The majority of Local 26 workers who came out today are veterans of the 2016 strike, which won worldwide recognition for backing Harvard down and retaining workers’ health insurance, plus winning a wage increase. They fought for and won more protection from discrimination for trans workers and immigrant workers. They proudly won recognition of Indigenous Peoples Day to replace the backward Columbus Day.
Local 26 Chief Shop Steward LaQuiesha Rainey told the crowd that during the 2016 strike, all workers, even those working for subcontractors, fought together as one. The Law School workers shut the dining hall down. Rainey assured them that Local 26 would fight alongside them in their struggle against layoffs.

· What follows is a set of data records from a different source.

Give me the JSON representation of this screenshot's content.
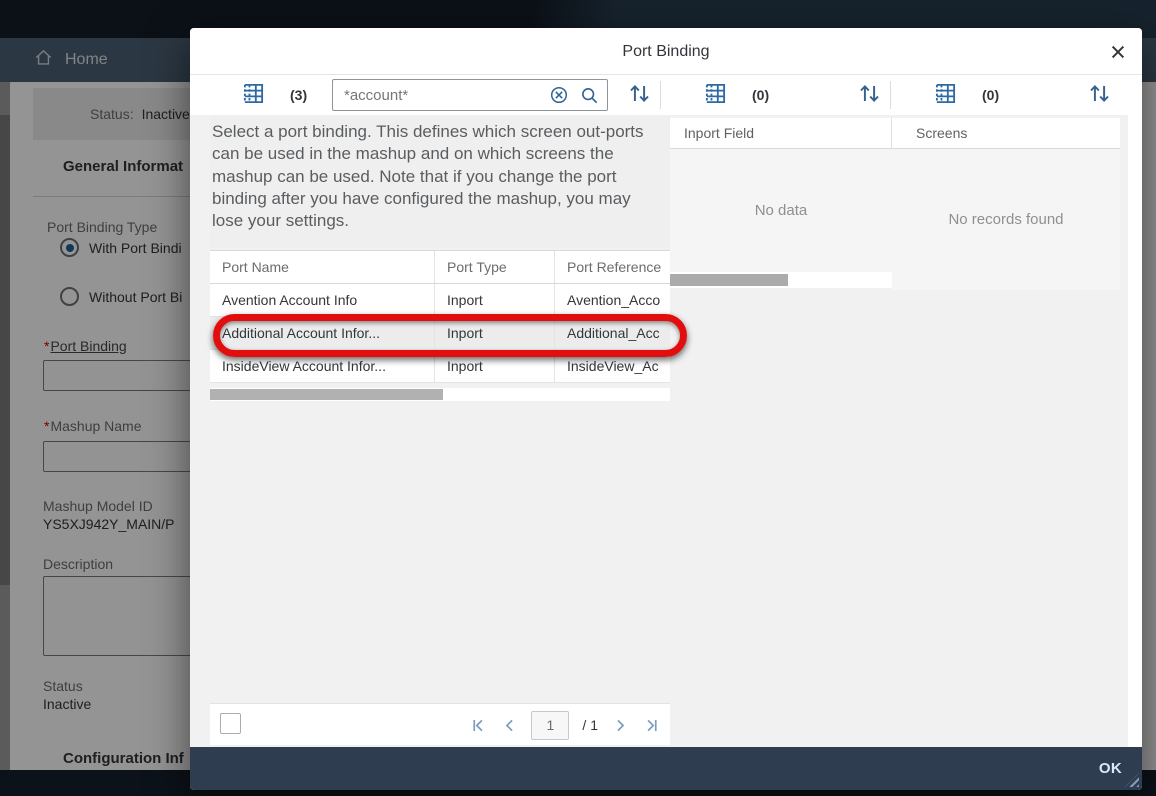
{
  "page": {
    "nav": {
      "home_label": "Home"
    },
    "status_banner": {
      "label": "Status:",
      "value": "Inactive"
    },
    "sections": {
      "general_info": "General Informat",
      "config_info": "Configuration Inf"
    },
    "form": {
      "required_marker": "*",
      "port_binding_type_label": "Port Binding Type",
      "radio_with_label": "With Port Bindi",
      "radio_without_label": "Without Port Bi",
      "port_binding_label": "Port Binding",
      "mashup_name_label": "Mashup Name",
      "mashup_model_id_label": "Mashup Model ID",
      "mashup_model_id_value": "YS5XJ942Y_MAIN/P",
      "description_label": "Description",
      "status_label": "Status",
      "status_value": "Inactive"
    }
  },
  "dialog": {
    "title": "Port Binding",
    "info_text": "Select a port binding. This defines which screen out-ports can be used in the mashup and on which screens the mashup can be used. Note that if you change the port binding after you have configured the mashup, you may lose your settings.",
    "toolbars": [
      {
        "count": "(3)",
        "search_value": "*account*"
      },
      {
        "count": "(0)"
      },
      {
        "count": "(0)"
      }
    ],
    "port_table": {
      "columns": [
        "Port Name",
        "Port Type",
        "Port Reference"
      ],
      "rows": [
        {
          "name": "Avention Account Info",
          "type": "Inport",
          "reference": "Avention_Acco"
        },
        {
          "name": "Additional Account Infor...",
          "type": "Inport",
          "reference": "Additional_Acc"
        },
        {
          "name": "InsideView Account Infor...",
          "type": "Inport",
          "reference": "InsideView_Ac"
        }
      ],
      "highlighted_row_index": 1
    },
    "inport_field_panel": {
      "header": "Inport Field",
      "empty_text": "No data"
    },
    "screens_panel": {
      "header": "Screens",
      "empty_text": "No records found"
    },
    "pagination": {
      "current_page": "1",
      "total_label": "/ 1"
    },
    "footer": {
      "ok_label": "OK"
    }
  },
  "colors": {
    "accent_blue": "#2d6aa3",
    "annotation_red": "#e20d0d",
    "footer_bar": "#2f3d50"
  }
}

The doors to the Law School were closed and locked, but undeterred Chief Steward Gene Van Buren pulled out his cell phone and called Dean John Manning, telling him in no uncertain terms that layoffs were unacceptable, and Local 26 would fight them all the way. In the background 50 workers chanted, “We’ll be back!”
“Harvard has hired people who have a reputation of union busting as negotiators for the university, including the chief press person and Dean of Law School. The workers are sticking together and organizing for a struggle against the terrible conditions of this period of pandemic,” Ed Childs, retired Local 26 chief steward told Workers World.